# WHAT THE TASK ASKS
Among the entries below, please show each line that carries the word "title".

%%

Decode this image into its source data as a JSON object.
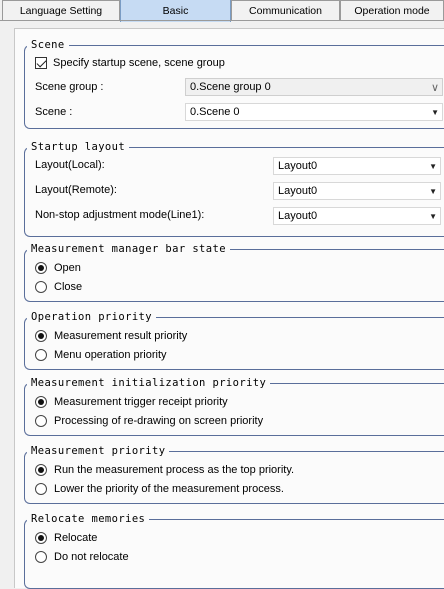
{
  "tabs": [
    {
      "label": "Language Setting",
      "active": false
    },
    {
      "label": "Basic",
      "active": true
    },
    {
      "label": "Communication",
      "active": false
    },
    {
      "label": "Operation mode",
      "active": false
    }
  ],
  "scene": {
    "title": "Scene",
    "checkbox_label": "Specify startup scene, scene group",
    "checked": true,
    "group_label": "Scene group :",
    "group_value": "0.Scene group 0",
    "scene_label": "Scene :",
    "scene_value": "0.Scene 0"
  },
  "startup_layout": {
    "title": "Startup layout",
    "local_label": "Layout(Local):",
    "local_value": "Layout0",
    "remote_label": "Layout(Remote):",
    "remote_value": "Layout0",
    "nonstop_label": "Non-stop adjustment mode(Line1):",
    "nonstop_value": "Layout0"
  },
  "bar_state": {
    "title": "Measurement manager bar state",
    "options": [
      "Open",
      "Close"
    ],
    "selected": 0
  },
  "operation_priority": {
    "title": "Operation priority",
    "options": [
      "Measurement result priority",
      "Menu operation priority"
    ],
    "selected": 0
  },
  "init_priority": {
    "title": "Measurement initialization priority",
    "options": [
      "Measurement trigger receipt priority",
      "Processing of re-drawing on screen priority"
    ],
    "selected": 0
  },
  "measurement_priority": {
    "title": "Measurement priority",
    "options": [
      "Run the measurement process as the top priority.",
      "Lower the priority of the measurement process."
    ],
    "selected": 0
  },
  "relocate": {
    "title": "Relocate memories",
    "options": [
      "Relocate",
      "Do not relocate"
    ],
    "selected": 0
  }
}
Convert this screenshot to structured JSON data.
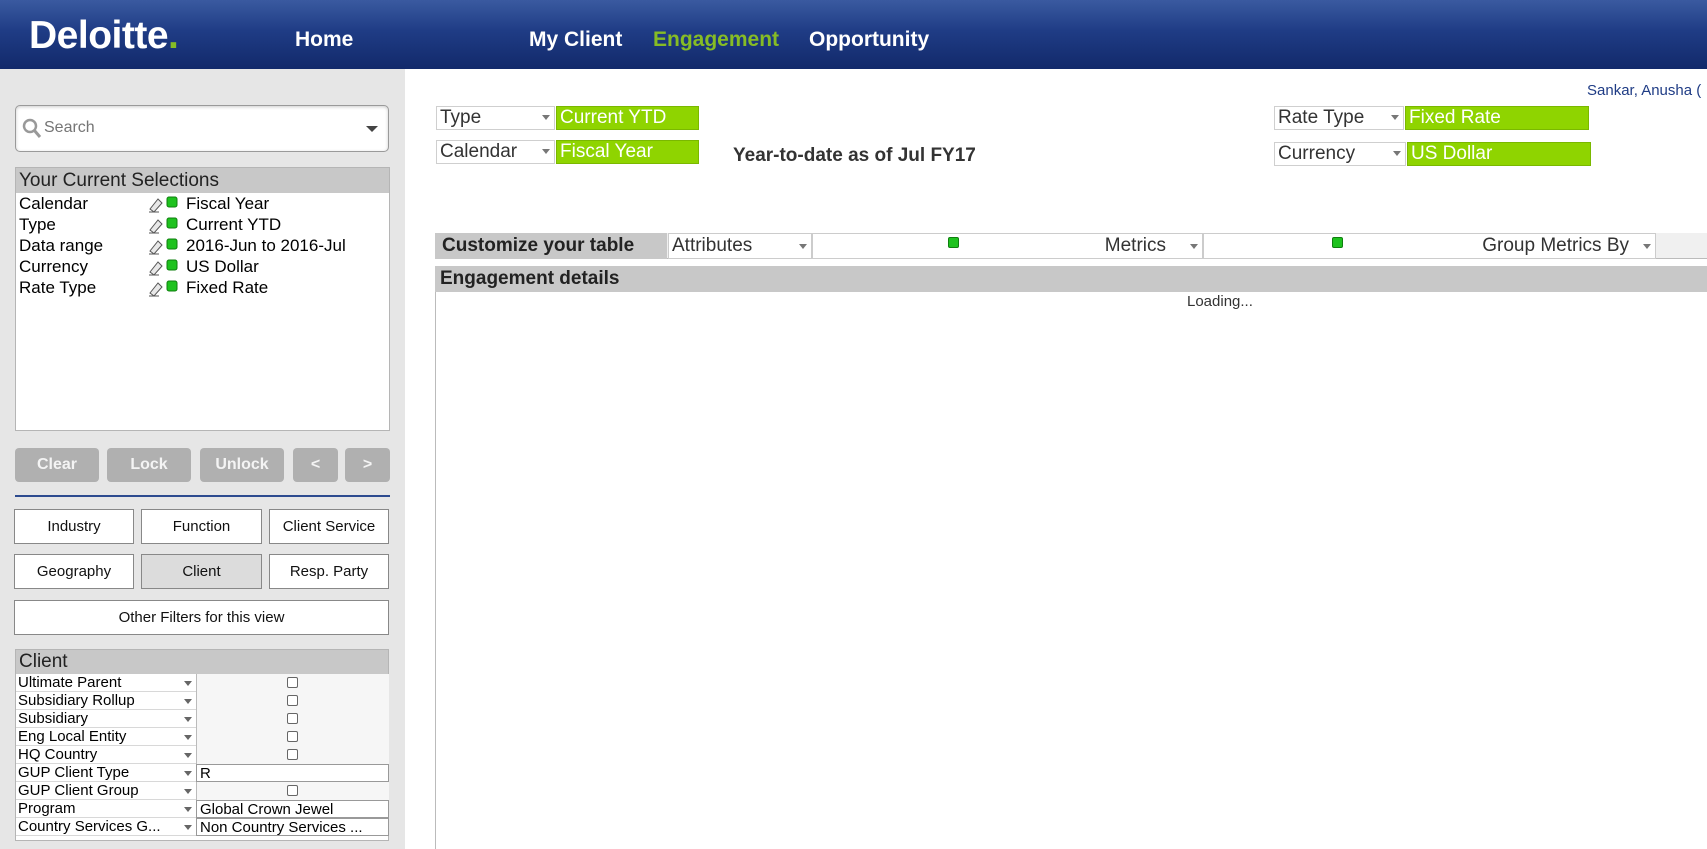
{
  "header": {
    "logo_text": "Deloitte",
    "logo_dot": ".",
    "nav": {
      "home": "Home",
      "my_client": "My Client",
      "engagement": "Engagement",
      "opportunity": "Opportunity"
    },
    "active_nav": "Engagement"
  },
  "sidebar": {
    "search_placeholder": "Search",
    "current_selections": {
      "title": "Your Current Selections",
      "items": [
        {
          "label": "Calendar",
          "value": "Fiscal Year"
        },
        {
          "label": "Type",
          "value": "Current YTD"
        },
        {
          "label": "Data range",
          "value": "2016-Jun to 2016-Jul"
        },
        {
          "label": "Currency",
          "value": "US Dollar"
        },
        {
          "label": "Rate Type",
          "value": "Fixed Rate"
        }
      ]
    },
    "buttons": {
      "clear": "Clear",
      "lock": "Lock",
      "unlock": "Unlock",
      "prev": "<",
      "next": ">"
    },
    "filters": {
      "industry": "Industry",
      "function": "Function",
      "client_service": "Client Service",
      "geography": "Geography",
      "client": "Client",
      "resp_party": "Resp. Party",
      "other": "Other Filters for this view"
    },
    "client_panel": {
      "title": "Client",
      "rows": [
        {
          "label": "Ultimate Parent",
          "value": ""
        },
        {
          "label": "Subsidiary Rollup",
          "value": ""
        },
        {
          "label": "Subsidiary",
          "value": ""
        },
        {
          "label": "Eng Local Entity",
          "value": ""
        },
        {
          "label": "HQ Country",
          "value": ""
        },
        {
          "label": "GUP Client Type",
          "value": "R"
        },
        {
          "label": "GUP Client Group",
          "value": ""
        },
        {
          "label": "Program",
          "value": "Global Crown Jewel"
        },
        {
          "label": "Country Services G...",
          "value": "Non Country Services ..."
        }
      ]
    }
  },
  "main": {
    "user_name": "Sankar, Anusha (",
    "type": {
      "label": "Type",
      "value": "Current YTD"
    },
    "calendar": {
      "label": "Calendar",
      "value": "Fiscal Year"
    },
    "rate_type": {
      "label": "Rate Type",
      "value": "Fixed Rate"
    },
    "currency": {
      "label": "Currency",
      "value": "US Dollar"
    },
    "ytd_text": "Year-to-date as of Jul FY17",
    "customize": {
      "title": "Customize your table",
      "attributes": "Attributes",
      "metrics": "Metrics",
      "group_metrics_by": "Group Metrics By"
    },
    "engagement_details": "Engagement details",
    "loading_text": "Loading..."
  },
  "colors": {
    "header_blue": "#1f3c85",
    "deloitte_green": "#86bc25",
    "value_green": "#8fd400",
    "indicator_green": "#1ec21e"
  }
}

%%

# RESULT OF THIS TASK
    "title": "Scene",
    "title": "Startup layout",
    "title": "Measurement manager bar state",
    "title": "Operation priority",
    "title": "Measurement initialization priority",
    "title": "Measurement priority",
    "title": "Relocate memories",
      "title": "Your Current Selections",
      "title": "Client",
      "title": "Customize your table",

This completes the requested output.